Assignment >>
Copy out all the lines in the records that include the word "guilt".

--- Data supplied ---

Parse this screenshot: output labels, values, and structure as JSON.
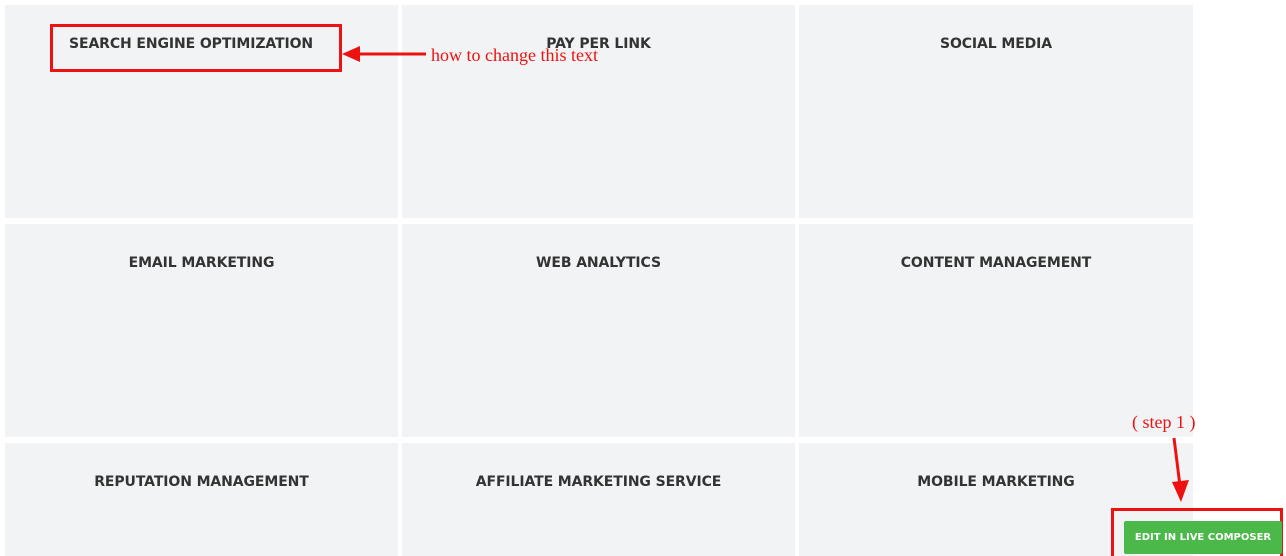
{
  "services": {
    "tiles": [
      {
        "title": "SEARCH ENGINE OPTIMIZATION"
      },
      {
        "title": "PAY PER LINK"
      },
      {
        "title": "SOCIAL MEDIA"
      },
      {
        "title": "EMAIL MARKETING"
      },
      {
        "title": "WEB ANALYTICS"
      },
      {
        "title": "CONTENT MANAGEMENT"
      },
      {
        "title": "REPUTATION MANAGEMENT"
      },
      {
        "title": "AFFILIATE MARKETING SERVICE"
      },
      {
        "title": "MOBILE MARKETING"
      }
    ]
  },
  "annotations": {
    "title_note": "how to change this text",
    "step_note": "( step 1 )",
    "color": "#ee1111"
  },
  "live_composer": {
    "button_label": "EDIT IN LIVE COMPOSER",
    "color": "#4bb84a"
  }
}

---
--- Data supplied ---

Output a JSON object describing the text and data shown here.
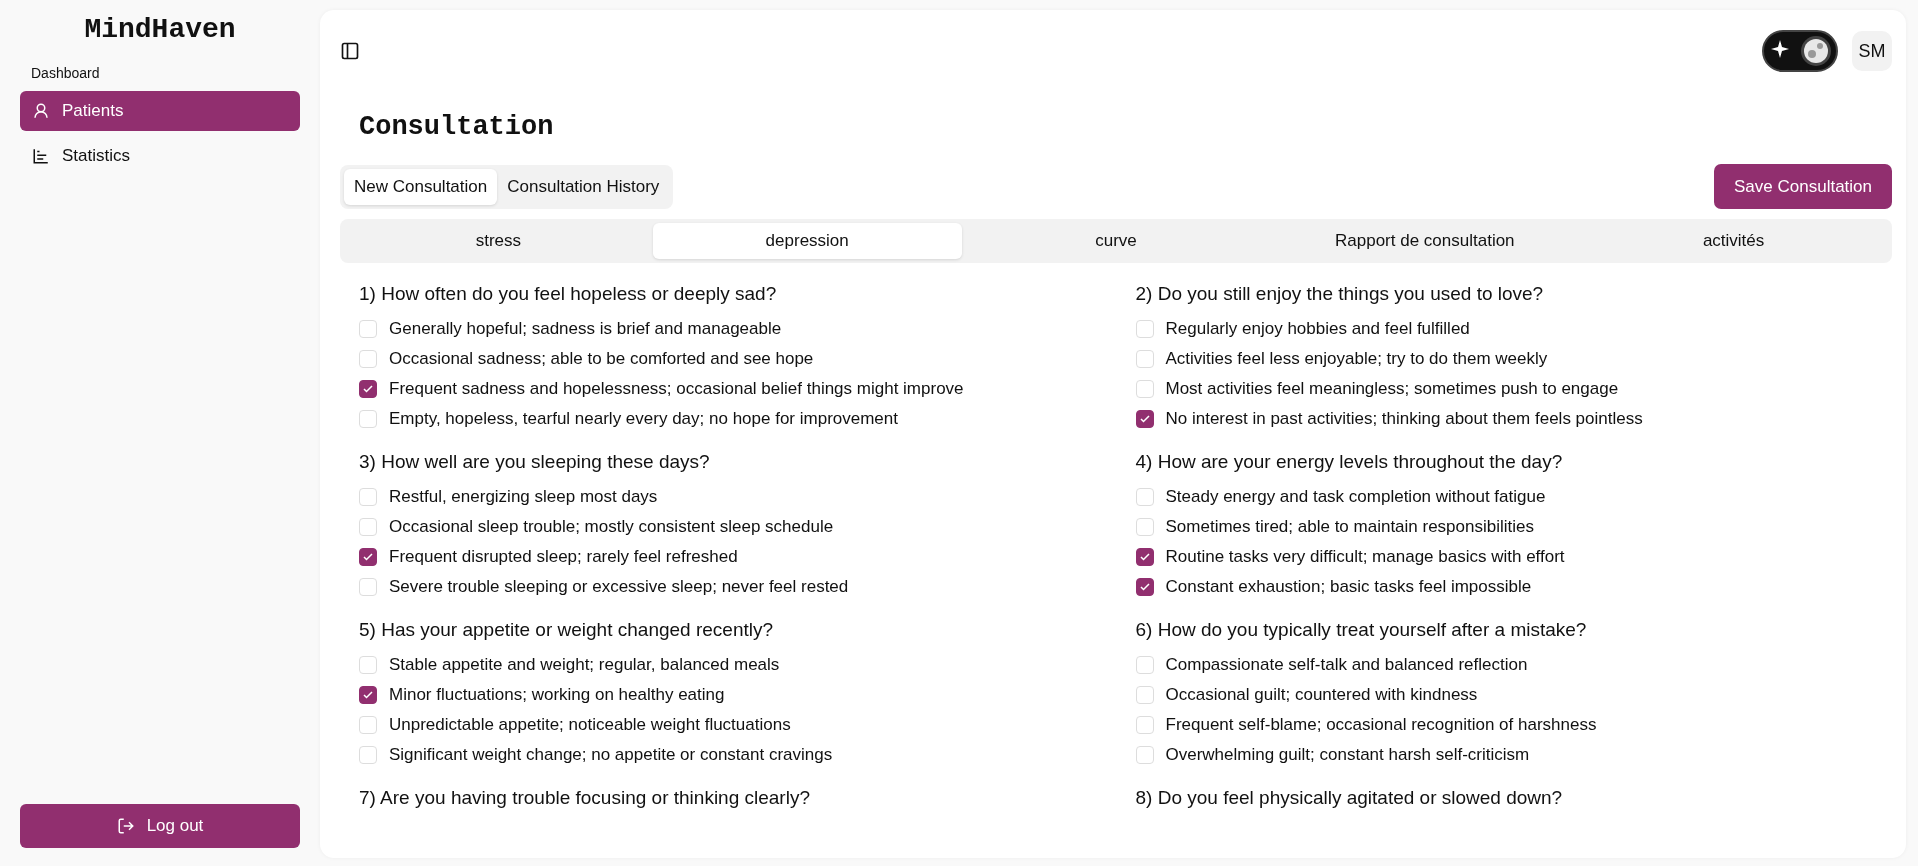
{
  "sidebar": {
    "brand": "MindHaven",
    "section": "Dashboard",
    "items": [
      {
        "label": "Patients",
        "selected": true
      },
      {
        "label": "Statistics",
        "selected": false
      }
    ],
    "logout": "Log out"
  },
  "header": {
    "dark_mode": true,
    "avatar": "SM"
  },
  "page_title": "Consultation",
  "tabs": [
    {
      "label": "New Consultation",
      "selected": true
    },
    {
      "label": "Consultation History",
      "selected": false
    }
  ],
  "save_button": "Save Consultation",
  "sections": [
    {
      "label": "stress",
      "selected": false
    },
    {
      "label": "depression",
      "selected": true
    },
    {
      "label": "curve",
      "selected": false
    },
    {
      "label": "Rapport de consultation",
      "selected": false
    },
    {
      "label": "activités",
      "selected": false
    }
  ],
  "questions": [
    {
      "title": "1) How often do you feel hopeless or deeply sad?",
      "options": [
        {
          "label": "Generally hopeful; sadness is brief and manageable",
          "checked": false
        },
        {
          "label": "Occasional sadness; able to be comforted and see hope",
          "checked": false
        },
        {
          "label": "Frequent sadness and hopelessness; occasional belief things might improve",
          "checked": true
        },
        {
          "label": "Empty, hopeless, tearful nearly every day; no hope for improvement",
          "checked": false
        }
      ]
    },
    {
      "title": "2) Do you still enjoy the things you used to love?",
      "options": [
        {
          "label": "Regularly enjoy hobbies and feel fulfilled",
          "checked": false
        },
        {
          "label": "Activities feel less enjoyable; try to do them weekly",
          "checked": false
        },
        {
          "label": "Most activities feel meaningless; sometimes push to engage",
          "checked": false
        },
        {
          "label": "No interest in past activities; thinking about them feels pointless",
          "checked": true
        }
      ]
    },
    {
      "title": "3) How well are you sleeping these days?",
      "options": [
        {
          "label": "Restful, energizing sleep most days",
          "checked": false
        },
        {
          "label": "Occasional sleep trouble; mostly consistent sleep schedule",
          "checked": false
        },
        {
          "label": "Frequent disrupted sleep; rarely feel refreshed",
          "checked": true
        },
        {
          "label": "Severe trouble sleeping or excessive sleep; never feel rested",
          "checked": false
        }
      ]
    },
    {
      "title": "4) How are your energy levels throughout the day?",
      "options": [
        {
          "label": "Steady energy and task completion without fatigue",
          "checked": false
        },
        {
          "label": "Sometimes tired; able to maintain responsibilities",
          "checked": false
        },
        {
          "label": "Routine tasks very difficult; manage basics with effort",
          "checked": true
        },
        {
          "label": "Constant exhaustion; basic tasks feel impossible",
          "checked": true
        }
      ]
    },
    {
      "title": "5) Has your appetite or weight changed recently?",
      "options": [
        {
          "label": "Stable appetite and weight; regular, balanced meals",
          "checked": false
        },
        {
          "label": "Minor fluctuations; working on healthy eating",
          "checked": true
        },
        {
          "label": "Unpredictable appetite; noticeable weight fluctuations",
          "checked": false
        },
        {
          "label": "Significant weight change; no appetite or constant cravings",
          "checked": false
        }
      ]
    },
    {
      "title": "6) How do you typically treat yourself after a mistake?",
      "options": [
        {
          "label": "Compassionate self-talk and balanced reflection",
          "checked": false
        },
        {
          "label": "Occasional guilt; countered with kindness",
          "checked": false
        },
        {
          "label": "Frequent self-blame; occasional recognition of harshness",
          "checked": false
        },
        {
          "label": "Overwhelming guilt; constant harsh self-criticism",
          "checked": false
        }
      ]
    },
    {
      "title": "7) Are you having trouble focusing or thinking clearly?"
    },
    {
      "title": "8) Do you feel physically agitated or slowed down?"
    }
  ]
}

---

Final answer >>
          "label": "Occasional guilt; countered with kindness",
          "label": "Overwhelming guilt; constant harsh self-criticism",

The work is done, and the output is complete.